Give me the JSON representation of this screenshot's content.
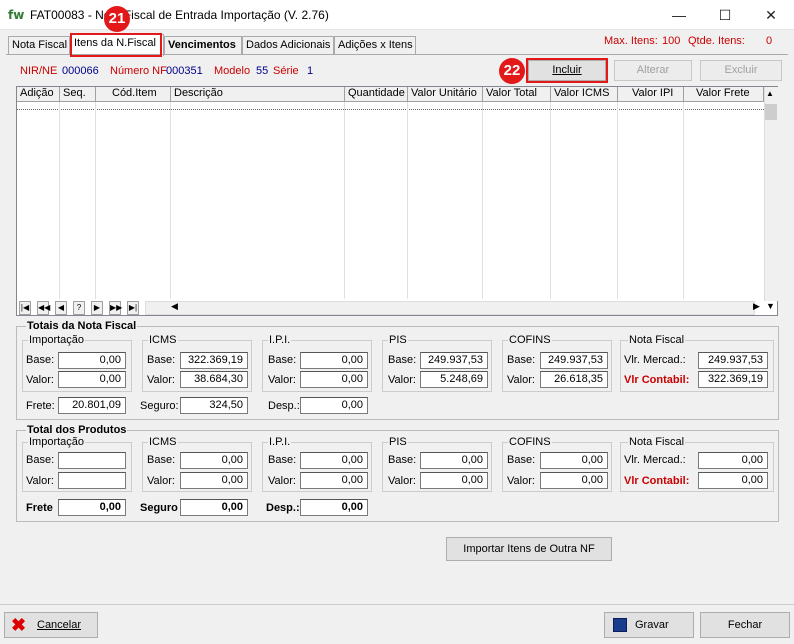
{
  "window": {
    "app_icon": "fw",
    "title": "FAT00083 - Nota Fiscal de Entrada Importação (V. 2.76)",
    "minimize": "—",
    "maximize": "☐",
    "close": "✕"
  },
  "tabs": [
    {
      "label": "Nota Fiscal"
    },
    {
      "label": "Itens da N.Fiscal"
    },
    {
      "label": "Vencimentos"
    },
    {
      "label": "Dados Adicionais"
    },
    {
      "label": "Adições x Itens"
    }
  ],
  "header": {
    "max_itens_label": "Max. Itens:",
    "max_itens_value": "100",
    "qtde_itens_label": "Qtde. Itens:",
    "qtde_itens_value": "0",
    "nir_label": "NIR/NE",
    "nir_value": "000066",
    "numero_label": "Número NF",
    "numero_value": "000351",
    "modelo_label": "Modelo",
    "modelo_value": "55",
    "serie_label": "Série",
    "serie_value": "1"
  },
  "actions": {
    "incluir": "Incluir",
    "alterar": "Alterar",
    "excluir": "Excluir"
  },
  "callouts": {
    "tab": "21",
    "incluir": "22"
  },
  "grid": {
    "columns": [
      "Adição",
      "Seq.",
      "Cód.Item",
      "Descrição",
      "Quantidade",
      "Valor Unitário",
      "Valor Total",
      "Valor ICMS",
      "Valor IPI",
      "Valor Frete"
    ],
    "nav": [
      "|◀",
      "◀◀",
      "◀",
      "?",
      "▶",
      "▶▶",
      "▶|"
    ]
  },
  "totais_nf": {
    "title": "Totais da Nota Fiscal",
    "importacao": {
      "title": "Importação",
      "base_label": "Base:",
      "base": "0,00",
      "valor_label": "Valor:",
      "valor": "0,00"
    },
    "icms": {
      "title": "ICMS",
      "base_label": "Base:",
      "base": "322.369,19",
      "valor_label": "Valor:",
      "valor": "38.684,30"
    },
    "ipi": {
      "title": "I.P.I.",
      "base_label": "Base:",
      "base": "0,00",
      "valor_label": "Valor:",
      "valor": "0,00"
    },
    "pis": {
      "title": "PIS",
      "base_label": "Base:",
      "base": "249.937,53",
      "valor_label": "Valor:",
      "valor": "5.248,69"
    },
    "cofins": {
      "title": "COFINS",
      "base_label": "Base:",
      "base": "249.937,53",
      "valor_label": "Valor:",
      "valor": "26.618,35"
    },
    "nota": {
      "title": "Nota Fiscal",
      "mercad_label": "Vlr. Mercad.:",
      "mercad": "249.937,53",
      "contabil_label": "Vlr Contabil:",
      "contabil": "322.369,19"
    },
    "frete_label": "Frete:",
    "frete": "20.801,09",
    "seguro_label": "Seguro:",
    "seguro": "324,50",
    "desp_label": "Desp.:",
    "desp": "0,00"
  },
  "totais_prod": {
    "title": "Total dos Produtos",
    "importacao": {
      "title": "Importação",
      "base_label": "Base:",
      "base": "",
      "valor_label": "Valor:",
      "valor": ""
    },
    "icms": {
      "title": "ICMS",
      "base_label": "Base:",
      "base": "0,00",
      "valor_label": "Valor:",
      "valor": "0,00"
    },
    "ipi": {
      "title": "I.P.I.",
      "base_label": "Base:",
      "base": "0,00",
      "valor_label": "Valor:",
      "valor": "0,00"
    },
    "pis": {
      "title": "PIS",
      "base_label": "Base:",
      "base": "0,00",
      "valor_label": "Valor:",
      "valor": "0,00"
    },
    "cofins": {
      "title": "COFINS",
      "base_label": "Base:",
      "base": "0,00",
      "valor_label": "Valor:",
      "valor": "0,00"
    },
    "nota": {
      "title": "Nota Fiscal",
      "mercad_label": "Vlr. Mercad.:",
      "mercad": "0,00",
      "contabil_label": "Vlr Contabil:",
      "contabil": "0,00"
    },
    "frete_label": "Frete",
    "frete": "0,00",
    "seguro_label": "Seguro",
    "seguro": "0,00",
    "desp_label": "Desp.:",
    "desp": "0,00"
  },
  "importar_button": "Importar Itens de Outra NF",
  "footer": {
    "cancelar": "Cancelar",
    "gravar": "Gravar",
    "fechar": "Fechar"
  }
}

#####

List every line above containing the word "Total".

      "Valor Total",
    "title": "Total dos Produtos",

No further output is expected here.